### Data provided

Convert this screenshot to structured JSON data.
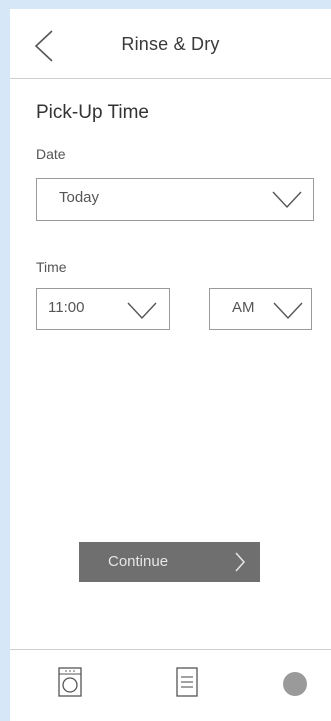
{
  "header": {
    "title": "Rinse & Dry",
    "back_icon": "chevron-left-icon"
  },
  "pickup": {
    "section_title": "Pick-Up Time",
    "date_label": "Date",
    "date_value": "Today",
    "time_label": "Time",
    "time_value": "11:00",
    "period_value": "AM",
    "dropdown_icon": "chevron-down-icon"
  },
  "actions": {
    "continue_label": "Continue",
    "continue_icon": "chevron-right-icon"
  },
  "tabbar": {
    "tabs": [
      {
        "icon": "washing-machine-icon"
      },
      {
        "icon": "list-document-icon"
      },
      {
        "icon": "profile-circle-icon"
      }
    ]
  },
  "colors": {
    "page_background": "#d6e7f7",
    "button": "#6f6f6f",
    "text": "#333333",
    "border": "#9a9a9a"
  }
}
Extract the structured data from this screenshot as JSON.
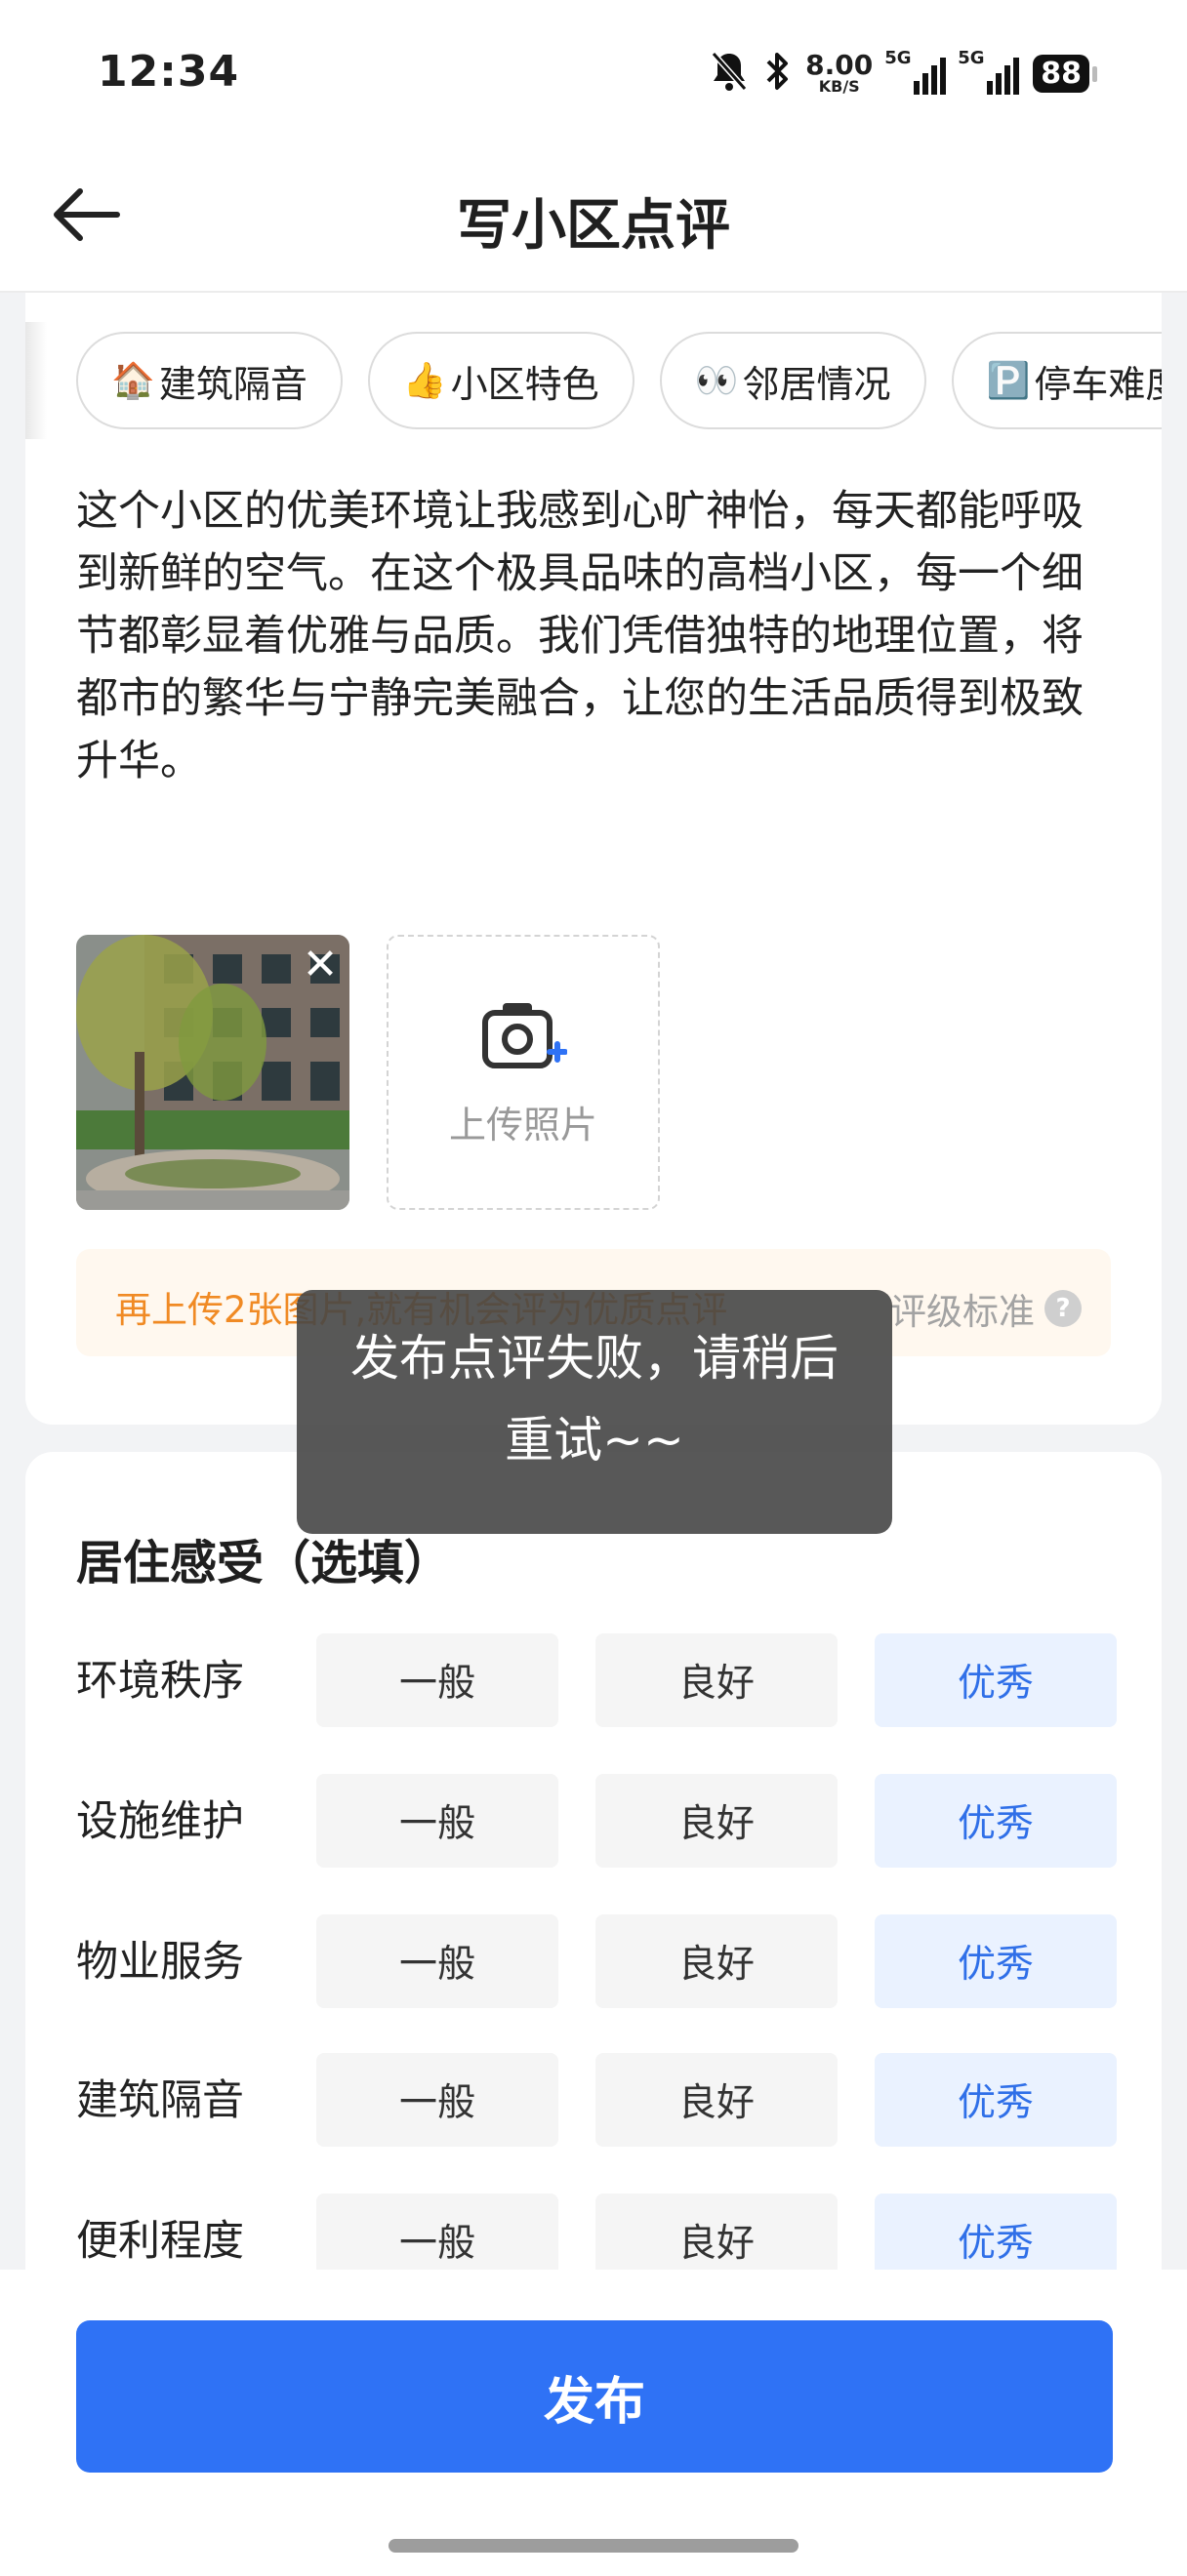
{
  "status_bar": {
    "time": "12:34",
    "net_speed_value": "8.00",
    "net_speed_unit": "KB/S",
    "signal1_label": "5G",
    "signal2_label": "5G",
    "battery": "88",
    "icons": [
      "mute-bell-icon",
      "bluetooth-icon",
      "signal-icon",
      "signal-icon",
      "battery-icon"
    ]
  },
  "nav": {
    "title": "写小区点评",
    "back_icon": "back-arrow-icon"
  },
  "tags": [
    {
      "emoji": "🏠",
      "label": "建筑隔音"
    },
    {
      "emoji": "👍",
      "label": "小区特色"
    },
    {
      "emoji": "👀",
      "label": "邻居情况"
    },
    {
      "emoji": "🅿️",
      "label": "停车难度"
    }
  ],
  "review": {
    "text": "这个小区的优美环境让我感到心旷神怡，每天都能呼吸到新鲜的空气。在这个极具品味的高档小区，每一个细节都彰显着优雅与品质。我们凭借独特的地理位置，将都市的繁华与宁静完美融合，让您的生活品质得到极致升华。"
  },
  "photos": {
    "remove_symbol": "✕",
    "upload_label": "上传照片"
  },
  "tip": {
    "text": "再上传2张图片,就有机会评为优质点评",
    "rating_standard": "评级标准",
    "help_symbol": "?"
  },
  "living": {
    "title": "居住感受（选填）",
    "options": [
      "一般",
      "良好",
      "优秀"
    ],
    "rows": [
      {
        "label": "环境秩序",
        "selected": "优秀"
      },
      {
        "label": "设施维护",
        "selected": "优秀"
      },
      {
        "label": "物业服务",
        "selected": "优秀"
      },
      {
        "label": "建筑隔音",
        "selected": "优秀"
      },
      {
        "label": "便利程度",
        "selected": "优秀"
      }
    ]
  },
  "publish_label": "发布",
  "toast": "发布点评失败，请稍后重试~~",
  "colors": {
    "accent": "#2f72f5",
    "selected_bg": "#eaf2ff",
    "selected_text": "#2f6fe8",
    "tip_text": "#f08a24"
  }
}
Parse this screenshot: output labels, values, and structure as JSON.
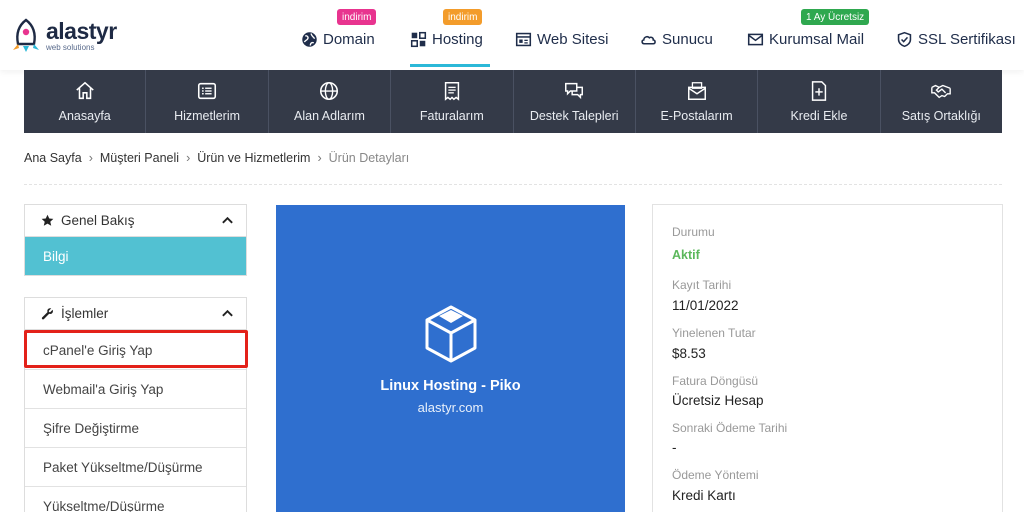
{
  "brand": {
    "name": "alastyr",
    "tagline": "web solutions"
  },
  "nav": {
    "items": [
      {
        "label": "Domain",
        "badge": "indirim",
        "icon": "globe-icon"
      },
      {
        "label": "Hosting",
        "badge": "indirim",
        "icon": "grid-icon"
      },
      {
        "label": "Web Sitesi",
        "icon": "website-icon"
      },
      {
        "label": "Sunucu",
        "icon": "cloud-icon"
      },
      {
        "label": "Kurumsal Mail",
        "badge": "1 Ay Ücretsiz",
        "icon": "mail-icon"
      },
      {
        "label": "SSL Sertifikası",
        "icon": "shield-icon"
      }
    ],
    "active": "Hosting",
    "accent": "#2bb8d8"
  },
  "menu": {
    "items": [
      {
        "label": "Anasayfa",
        "icon": "home-icon"
      },
      {
        "label": "Hizmetlerim",
        "icon": "list-icon"
      },
      {
        "label": "Alan Adlarım",
        "icon": "globe-icon"
      },
      {
        "label": "Faturalarım",
        "icon": "invoice-icon"
      },
      {
        "label": "Destek Talepleri",
        "icon": "chat-icon"
      },
      {
        "label": "E-Postalarım",
        "icon": "inbox-icon"
      },
      {
        "label": "Kredi Ekle",
        "icon": "add-file-icon"
      },
      {
        "label": "Satış Ortaklığı",
        "icon": "handshake-icon"
      }
    ]
  },
  "breadcrumb": [
    "Ana Sayfa",
    "Müşteri Paneli",
    "Ürün ve Hizmetlerim",
    "Ürün Detayları"
  ],
  "sidebar": {
    "overview": {
      "title": "Genel Bakış",
      "active_item": "Bilgi"
    },
    "actions": {
      "title": "İşlemler",
      "items": [
        "cPanel'e Giriş Yap",
        "Webmail'a Giriş Yap",
        "Şifre Değiştirme",
        "Paket Yükseltme/Düşürme",
        "Yükseltme/Düşürme"
      ]
    }
  },
  "product": {
    "name": "Linux Hosting - Piko",
    "domain": "alastyr.com",
    "color": "#2f6fcf"
  },
  "details": [
    {
      "label": "Durumu",
      "value": "Aktif",
      "status_color": "#5cb85c"
    },
    {
      "label": "Kayıt Tarihi",
      "value": "11/01/2022"
    },
    {
      "label": "Yinelenen Tutar",
      "value": "$8.53"
    },
    {
      "label": "Fatura Döngüsü",
      "value": "Ücretsiz Hesap"
    },
    {
      "label": "Sonraki Ödeme Tarihi",
      "value": "-"
    },
    {
      "label": "Ödeme Yöntemi",
      "value": "Kredi Kartı"
    }
  ]
}
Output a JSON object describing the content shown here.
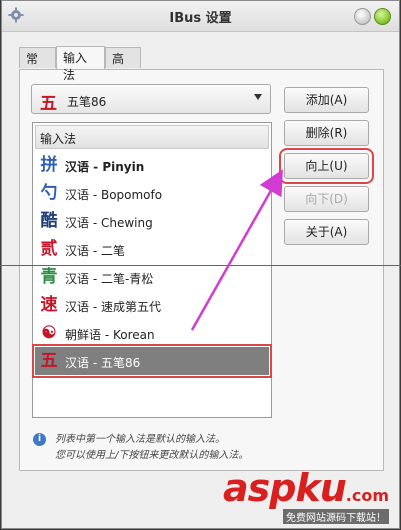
{
  "window": {
    "title": "IBus 设置"
  },
  "tabs": [
    {
      "label": "常规",
      "active": false
    },
    {
      "label": "输入法",
      "active": true
    },
    {
      "label": "高级",
      "active": false
    }
  ],
  "combo": {
    "glyph": "五",
    "value": "五笔86",
    "glyph_color": "#c0182a"
  },
  "list": {
    "header": "输入法",
    "items": [
      {
        "glyph": "拼",
        "label": "汉语 - Pinyin",
        "glyph_color": "#2f5fb5",
        "bold": true
      },
      {
        "glyph": "勺",
        "label": "汉语 - Bopomofo",
        "glyph_color": "#2f5fb5"
      },
      {
        "glyph": "酷",
        "label": "汉语 - Chewing",
        "glyph_color": "#1f3f7a"
      },
      {
        "glyph": "贰",
        "label": "汉语 - 二笔",
        "glyph_color": "#c0182a"
      },
      {
        "glyph": "青",
        "label": "汉语 - 二笔-青松",
        "glyph_color": "#2f8f4a"
      },
      {
        "glyph": "速",
        "label": "汉语 - 速成第五代",
        "glyph_color": "#c0182a"
      },
      {
        "glyph": "☯",
        "label": "朝鲜语 - Korean",
        "glyph_color": "#c0182a"
      },
      {
        "glyph": "五",
        "label": "汉语 - 五笔86",
        "glyph_color": "#c0182a",
        "selected": true
      }
    ]
  },
  "buttons": {
    "add": "添加(A)",
    "remove": "删除(R)",
    "up": "向上(U)",
    "down": "向下(D)",
    "about": "关于(A)"
  },
  "info": {
    "line1": "列表中第一个输入法是默认的输入法。",
    "line2": "您可以使用上/下按钮来更改默认的输入法。"
  },
  "watermark": {
    "brand": "aspku",
    "tld": ".com",
    "sub": "免费网站源码下载站！"
  },
  "colors": {
    "highlight": "#d84848",
    "arrow": "#d23cd2",
    "selection": "#7f7f7f"
  }
}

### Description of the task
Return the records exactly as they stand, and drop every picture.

### The answer
Convert this screenshot to structured JSON data.
{
  "header": {
    "title": "Rinse & Dry",
    "back_icon": "chevron-left-icon"
  },
  "pickup": {
    "section_title": "Pick-Up Time",
    "date_label": "Date",
    "date_value": "Today",
    "time_label": "Time",
    "time_value": "11:00",
    "period_value": "AM",
    "dropdown_icon": "chevron-down-icon"
  },
  "actions": {
    "continue_label": "Continue",
    "continue_icon": "chevron-right-icon"
  },
  "tabbar": {
    "tabs": [
      {
        "icon": "washing-machine-icon"
      },
      {
        "icon": "list-document-icon"
      },
      {
        "icon": "profile-circle-icon"
      }
    ]
  },
  "colors": {
    "page_background": "#d6e7f7",
    "button": "#6f6f6f",
    "text": "#333333",
    "border": "#9a9a9a"
  }
}
Extract the structured data from this screenshot as JSON.
{
  "status_bar": {
    "time": "12:34",
    "net_speed_value": "8.00",
    "net_speed_unit": "KB/S",
    "signal1_label": "5G",
    "signal2_label": "5G",
    "battery": "88",
    "icons": [
      "mute-bell-icon",
      "bluetooth-icon",
      "signal-icon",
      "signal-icon",
      "battery-icon"
    ]
  },
  "nav": {
    "title": "写小区点评",
    "back_icon": "back-arrow-icon"
  },
  "tags": [
    {
      "emoji": "🏠",
      "label": "建筑隔音"
    },
    {
      "emoji": "👍",
      "label": "小区特色"
    },
    {
      "emoji": "👀",
      "label": "邻居情况"
    },
    {
      "emoji": "🅿️",
      "label": "停车难度"
    }
  ],
  "review": {
    "text": "这个小区的优美环境让我感到心旷神怡，每天都能呼吸到新鲜的空气。在这个极具品味的高档小区，每一个细节都彰显着优雅与品质。我们凭借独特的地理位置，将都市的繁华与宁静完美融合，让您的生活品质得到极致升华。"
  },
  "photos": {
    "remove_symbol": "✕",
    "upload_label": "上传照片"
  },
  "tip": {
    "text": "再上传2张图片,就有机会评为优质点评",
    "rating_standard": "评级标准",
    "help_symbol": "?"
  },
  "living": {
    "title": "居住感受（选填）",
    "options": [
      "一般",
      "良好",
      "优秀"
    ],
    "rows": [
      {
        "label": "环境秩序",
        "selected": "优秀"
      },
      {
        "label": "设施维护",
        "selected": "优秀"
      },
      {
        "label": "物业服务",
        "selected": "优秀"
      },
      {
        "label": "建筑隔音",
        "selected": "优秀"
      },
      {
        "label": "便利程度",
        "selected": "优秀"
      }
    ]
  },
  "publish_label": "发布",
  "toast": "发布点评失败，请稍后重试~~",
  "colors": {
    "accent": "#2f72f5",
    "selected_bg": "#eaf2ff",
    "selected_text": "#2f6fe8",
    "tip_text": "#f08a24"
  }
}
Parse this screenshot: output labels, values, and structure as JSON.
{
  "brand": {
    "name": "alastyr",
    "tagline": "web solutions"
  },
  "nav": {
    "items": [
      {
        "label": "Domain",
        "badge": "indirim",
        "icon": "globe-icon"
      },
      {
        "label": "Hosting",
        "badge": "indirim",
        "icon": "grid-icon"
      },
      {
        "label": "Web Sitesi",
        "icon": "website-icon"
      },
      {
        "label": "Sunucu",
        "icon": "cloud-icon"
      },
      {
        "label": "Kurumsal Mail",
        "badge": "1 Ay Ücretsiz",
        "icon": "mail-icon"
      },
      {
        "label": "SSL Sertifikası",
        "icon": "shield-icon"
      }
    ],
    "active": "Hosting",
    "accent": "#2bb8d8"
  },
  "menu": {
    "items": [
      {
        "label": "Anasayfa",
        "icon": "home-icon"
      },
      {
        "label": "Hizmetlerim",
        "icon": "list-icon"
      },
      {
        "label": "Alan Adlarım",
        "icon": "globe-icon"
      },
      {
        "label": "Faturalarım",
        "icon": "invoice-icon"
      },
      {
        "label": "Destek Talepleri",
        "icon": "chat-icon"
      },
      {
        "label": "E-Postalarım",
        "icon": "inbox-icon"
      },
      {
        "label": "Kredi Ekle",
        "icon": "add-file-icon"
      },
      {
        "label": "Satış Ortaklığı",
        "icon": "handshake-icon"
      }
    ]
  },
  "breadcrumb": [
    "Ana Sayfa",
    "Müşteri Paneli",
    "Ürün ve Hizmetlerim",
    "Ürün Detayları"
  ],
  "sidebar": {
    "overview": {
      "title": "Genel Bakış",
      "active_item": "Bilgi"
    },
    "actions": {
      "title": "İşlemler",
      "items": [
        "cPanel'e Giriş Yap",
        "Webmail'a Giriş Yap",
        "Şifre Değiştirme",
        "Paket Yükseltme/Düşürme",
        "Yükseltme/Düşürme"
      ]
    }
  },
  "product": {
    "name": "Linux Hosting - Piko",
    "domain": "alastyr.com",
    "color": "#2f6fcf"
  },
  "details": [
    {
      "label": "Durumu",
      "value": "Aktif",
      "status_color": "#5cb85c"
    },
    {
      "label": "Kayıt Tarihi",
      "value": "11/01/2022"
    },
    {
      "label": "Yinelenen Tutar",
      "value": "$8.53"
    },
    {
      "label": "Fatura Döngüsü",
      "value": "Ücretsiz Hesap"
    },
    {
      "label": "Sonraki Ödeme Tarihi",
      "value": "-"
    },
    {
      "label": "Ödeme Yöntemi",
      "value": "Kredi Kartı"
    }
  ]
}
Output a JSON object describing the content shown here.
{
  "window": {
    "title": "IBus 设置"
  },
  "tabs": [
    {
      "label": "常规",
      "active": false
    },
    {
      "label": "输入法",
      "active": true
    },
    {
      "label": "高级",
      "active": false
    }
  ],
  "combo": {
    "glyph": "五",
    "value": "五笔86",
    "glyph_color": "#c0182a"
  },
  "list": {
    "header": "输入法",
    "items": [
      {
        "glyph": "拼",
        "label": "汉语 - Pinyin",
        "glyph_color": "#2f5fb5",
        "bold": true
      },
      {
        "glyph": "勺",
        "label": "汉语 - Bopomofo",
        "glyph_color": "#2f5fb5"
      },
      {
        "glyph": "酷",
        "label": "汉语 - Chewing",
        "glyph_color": "#1f3f7a"
      },
      {
        "glyph": "贰",
        "label": "汉语 - 二笔",
        "glyph_color": "#c0182a"
      },
      {
        "glyph": "青",
        "label": "汉语 - 二笔-青松",
        "glyph_color": "#2f8f4a"
      },
      {
        "glyph": "速",
        "label": "汉语 - 速成第五代",
        "glyph_color": "#c0182a"
      },
      {
        "glyph": "☯",
        "label": "朝鲜语 - Korean",
        "glyph_color": "#c0182a"
      },
      {
        "glyph": "五",
        "label": "汉语 - 五笔86",
        "glyph_color": "#c0182a",
        "selected": true
      }
    ]
  },
  "buttons": {
    "add": "添加(A)",
    "remove": "删除(R)",
    "up": "向上(U)",
    "down": "向下(D)",
    "about": "关于(A)"
  },
  "info": {
    "line1": "列表中第一个输入法是默认的输入法。",
    "line2": "您可以使用上/下按钮来更改默认的输入法。"
  },
  "watermark": {
    "brand": "aspku",
    "tld": ".com",
    "sub": "免费网站源码下载站！"
  },
  "colors": {
    "highlight": "#d84848",
    "arrow": "#d23cd2",
    "selection": "#7f7f7f"
  }
}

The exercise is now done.